There is an interesting playlist on TED that involves such examples as Ueli Gegenschatz wing-suit flying over 100 mph as he races through canyons. Or Ben Saunders, who successfully navigated an 1,800-mile journey from Antarctica to the South Pole and back. Or Guillaume Néry, who attempted to free dive 400 feet below the surface of the water in less than 3 1/2 minutes…all without an air tank.
I grew up in California and loved the Pacific Ocean. Living in Wisconsin now, I miss the sandy beaches, the rugged coastline, and the sound of the waves crashing on the shore. A few years back, my family and I visited my sister and her family in the LA area. A fun day trip was going to one of the local beaches. And one of the highlights was grabbing a boogie board and catching the waves and riding them to shore.
Part of the fun was hanging onto the board and floating, feeling the cool water around me and the soft sand beneath my feet. It was not long, though, before all of us were getting farther and farther out to sea and moving down the coastline.

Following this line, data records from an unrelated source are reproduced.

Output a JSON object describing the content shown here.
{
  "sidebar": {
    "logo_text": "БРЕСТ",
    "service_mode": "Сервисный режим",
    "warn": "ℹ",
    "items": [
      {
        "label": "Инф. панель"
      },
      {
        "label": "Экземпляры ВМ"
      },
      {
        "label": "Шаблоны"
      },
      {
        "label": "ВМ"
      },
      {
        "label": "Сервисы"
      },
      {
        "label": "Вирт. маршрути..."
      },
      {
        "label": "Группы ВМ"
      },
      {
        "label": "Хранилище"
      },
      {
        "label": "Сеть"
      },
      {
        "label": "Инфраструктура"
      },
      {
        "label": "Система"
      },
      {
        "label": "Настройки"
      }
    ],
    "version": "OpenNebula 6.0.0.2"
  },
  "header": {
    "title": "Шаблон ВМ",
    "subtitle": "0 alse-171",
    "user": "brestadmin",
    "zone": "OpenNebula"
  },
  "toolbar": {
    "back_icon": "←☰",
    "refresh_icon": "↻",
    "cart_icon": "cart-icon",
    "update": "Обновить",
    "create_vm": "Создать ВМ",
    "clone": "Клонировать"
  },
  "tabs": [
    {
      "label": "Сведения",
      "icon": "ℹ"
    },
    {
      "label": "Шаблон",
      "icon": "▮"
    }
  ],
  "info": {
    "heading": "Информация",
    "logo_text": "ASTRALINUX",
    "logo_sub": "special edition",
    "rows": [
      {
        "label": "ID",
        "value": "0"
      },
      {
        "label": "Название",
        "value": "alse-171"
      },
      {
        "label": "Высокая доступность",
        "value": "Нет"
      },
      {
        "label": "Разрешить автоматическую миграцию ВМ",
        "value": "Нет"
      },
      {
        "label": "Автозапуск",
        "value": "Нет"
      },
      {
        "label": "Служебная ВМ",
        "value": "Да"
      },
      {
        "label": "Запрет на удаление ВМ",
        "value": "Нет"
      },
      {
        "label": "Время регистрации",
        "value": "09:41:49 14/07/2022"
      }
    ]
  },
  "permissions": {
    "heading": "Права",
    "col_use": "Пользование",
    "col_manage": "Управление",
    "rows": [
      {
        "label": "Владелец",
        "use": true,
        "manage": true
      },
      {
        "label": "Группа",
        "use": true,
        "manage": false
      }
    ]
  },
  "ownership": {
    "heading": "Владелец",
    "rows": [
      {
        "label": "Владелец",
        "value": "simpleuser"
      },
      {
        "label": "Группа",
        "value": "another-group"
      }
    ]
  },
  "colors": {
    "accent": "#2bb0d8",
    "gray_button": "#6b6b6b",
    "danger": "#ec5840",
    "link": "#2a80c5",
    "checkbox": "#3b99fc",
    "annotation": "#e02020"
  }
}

I was not paddling out from the shore nor was it my intention to move down the shoreline. I was just drifting.
I remember when I moved to Wisconsin, one of the benefits I gained was a beautiful drive to my workplace. When I lived in Oregon, I was surrounded by exquisite outdoors, but my commute to work involved driving to a park-and-ride and then taking a 45-minute transit train to the heart of Portland.
Not exactly breathtaking.
So I had a “first” in these last couple of weeks.
I had the privilege of attending a Sportsmen’s Retreat at Hidden Acres Christian Center. Our preaching pastor was asked to speak to a bunch of dudes about being manly in Jesus and he hit the bullseye. The uniqueness of this being a first for me was not attending a men’s conference, it was the fact that it was for hunters and sportsmen. I have never hunted in my life!
Camo. Bows. Rifles. Handguns.
Bullets. Flying. Everywhere.
Managing conflict? Or having a tooth extracted with no pain killers?
Hmmm…many times it seems as if I would rather go with option two.
Why is that? Why does it seem like the craft of resolving conflict is such a poorly-developed tool in our culture today?
It is one thing to deal with conflict. It is an entirely different matter to manage conflict well.
I am a recovering people-pleaser.
OK, it’s out. I’ve said it.
There is a lot of self-admitted brokenness going on in my life. Granted, I realize I have blind-spots to other areas as well, but just what I see myself is enough to overwhelm me sometimes.
But on this journey of mine over the past 50 years, there has been one area that God has brought to the forefront that has caused more danger in my life than perhaps any other, and that is people-pleasing.